His public go ape shit as he fires off his first salvo like a double barrelled Gatling gun. He’s backed by a super classy backing band (complete with lead guitarist, drummer, and even a string section) who give a fantastically intense musical accompaniment to his set. Eminem is quickly joined by his hype man Mr. Porter, and they both plough through a pile of hits at break neck speed. ‘3 a.m.’, ‘Square Dance’, and ‘Kill You’ are stunning – the latter shocks all and sundry to a halt with a frighteningly-loud finale of gunshots.
Proving his critics to be the pathetic, weak-kneed assholes he’s always accused them to be, Eminem proves once and for all why he really is the Rap God, delivering his lines at supersonic speed and confirming that his performance on the record was definitely no Producer’s trickery. This track alone had me falling off my seat in amazement. Phone flashlights brighten up for ‘Sing For The Moment’, ‘Like Toy Soldiers’. He then drops a Drake cover (Forever) into the mix and encourages everyone to rudely ‘salute’ during ‘Don’t Give A Fuck’.
Porter and Mathers take a short break to, err, ‘reminisce’ on the 20 legacy of The Slim Shady LP and then offset that with the equally powerful new anthem ‘Fall’ (from 2018’s Kamakaze), alongside ‘Criminal’, and the very apt tune ‘The Way I Am’.
As Mr. Porter departs, the heavily tattooed and ultra-glamorous Skylar Grey takes his place to sing the tag lines on ‘Walk On Water’, ‘Stan’ and totally nails the vocals on ‘Love The Way You Lie’. Mr. Porter pops back to help out on Nicki Minaj’s ‘Majesty’ and usher in the stunning deliveries of ‘Berzerk’, ‘Till I Collapse’, and another fav of mine, ‘Cinderella Man’. Royce da 5’9” puts in an appearance to do a short one-man version of ‘Caterpillar’, quickly bookended by Eminem reuniting the Bad Meets Evil team for a furnace melting rendition of ‘Fast Lane’.
Boogie and Skylar Grey come back again to give us ‘Rainy Days’, the brilliant single ‘River’ and another stunner ‘The Monster’, respectively.

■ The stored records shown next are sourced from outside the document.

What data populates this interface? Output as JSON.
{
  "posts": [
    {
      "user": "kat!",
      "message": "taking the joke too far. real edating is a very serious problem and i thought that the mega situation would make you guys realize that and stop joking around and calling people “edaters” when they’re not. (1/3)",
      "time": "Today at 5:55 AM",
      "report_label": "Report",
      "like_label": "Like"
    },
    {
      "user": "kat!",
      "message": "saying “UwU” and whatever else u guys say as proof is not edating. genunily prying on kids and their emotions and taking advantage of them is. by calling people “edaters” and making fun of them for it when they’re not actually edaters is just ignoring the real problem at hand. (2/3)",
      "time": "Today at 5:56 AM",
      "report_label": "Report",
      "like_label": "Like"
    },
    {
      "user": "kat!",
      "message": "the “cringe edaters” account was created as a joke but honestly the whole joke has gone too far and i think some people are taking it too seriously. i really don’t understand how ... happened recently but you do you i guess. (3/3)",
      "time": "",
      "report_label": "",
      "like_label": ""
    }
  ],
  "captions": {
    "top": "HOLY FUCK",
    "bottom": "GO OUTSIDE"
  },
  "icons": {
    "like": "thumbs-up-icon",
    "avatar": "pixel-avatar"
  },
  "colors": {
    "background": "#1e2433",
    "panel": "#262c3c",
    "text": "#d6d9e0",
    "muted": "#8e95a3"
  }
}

Porter and Eminem have another bit of a chat to draw out the tension, jiving that they took ‘buckets of cocaine and meth’ in their day – “so let’s take you back….”, they quip, by way of an intro. It’s all a bit clumsy, but no-one minds. After all this is the purpose to get us what we really want: ‘My Name Is’, ‘The Real Slim Shady’, ‘Without Me’, and 2010’s huger mega-killer ‘Not Afraid’.
Then it all goes quiet. That’s it. The couple on the late train push past as images of a starry night skies fill up the screens. An ambient buzz builds almost to an orgasmic crescendo as the opening notes of 2002’s ‘Lose Yourself’ ring out. All hell is about to break loose… The guitar strum starts up like the motor on a pure-bred Harley and everyone cheers. The din is deafening. Eminem is back one last time to deliver the fatal blows. His rhymes flow freely and deftly but no one is listening, they are all rapping alongside in perfect unison, word for word, punching out every lyric like their lives depend upon it.

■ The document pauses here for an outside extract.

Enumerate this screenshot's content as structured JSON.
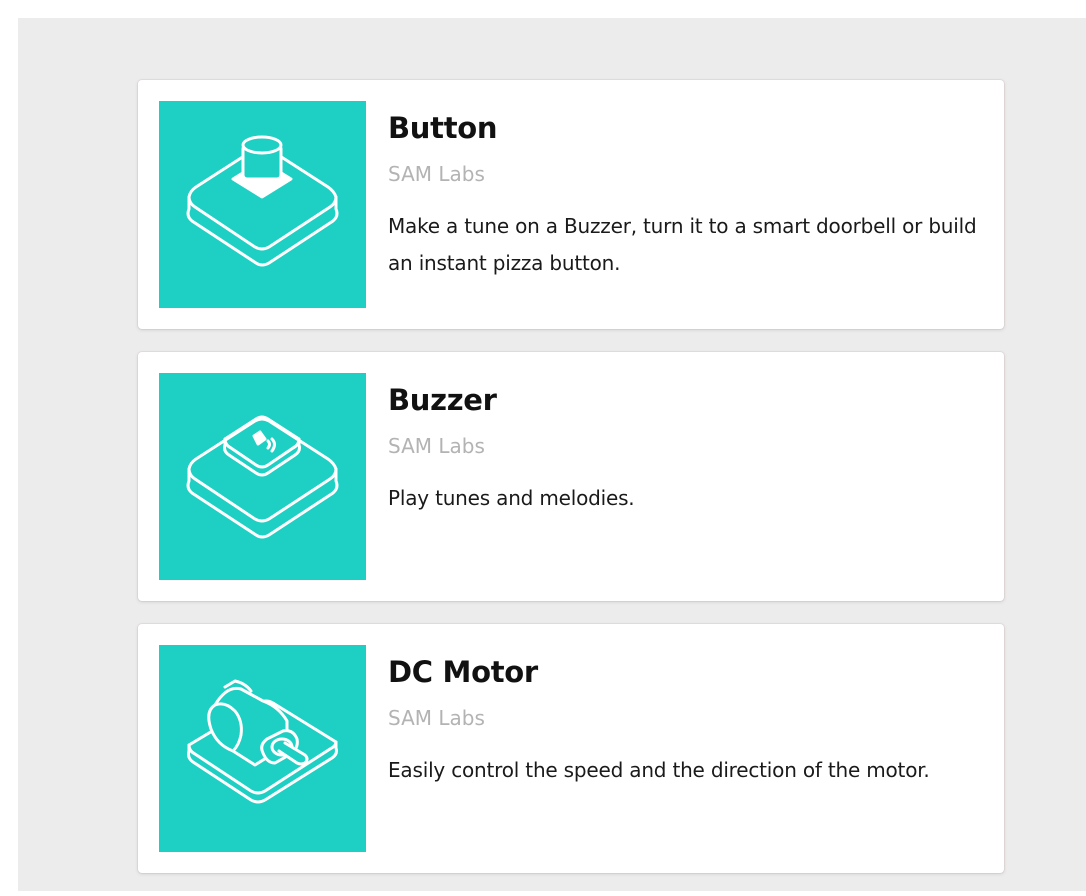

It’s fair to say that whether you are a rap fan or not, Mr Mathers and crew can put on a phenomenal show. The energy on the stage tonight was so explosive it could have powered half the North Island. Fireworks finished the night out and gave us all the signal to ‘get the hell out’. Nobody was dissin’ this show. Perhaps Revival was a bit of a low point for Eminem, even he made a joke in that direction during the show, but given his performance tonight you can’t deny the man, even at 45, is still on top of his game. This show was no ‘Eminem-esque farce’. It was the real thing.
By Tim Gruar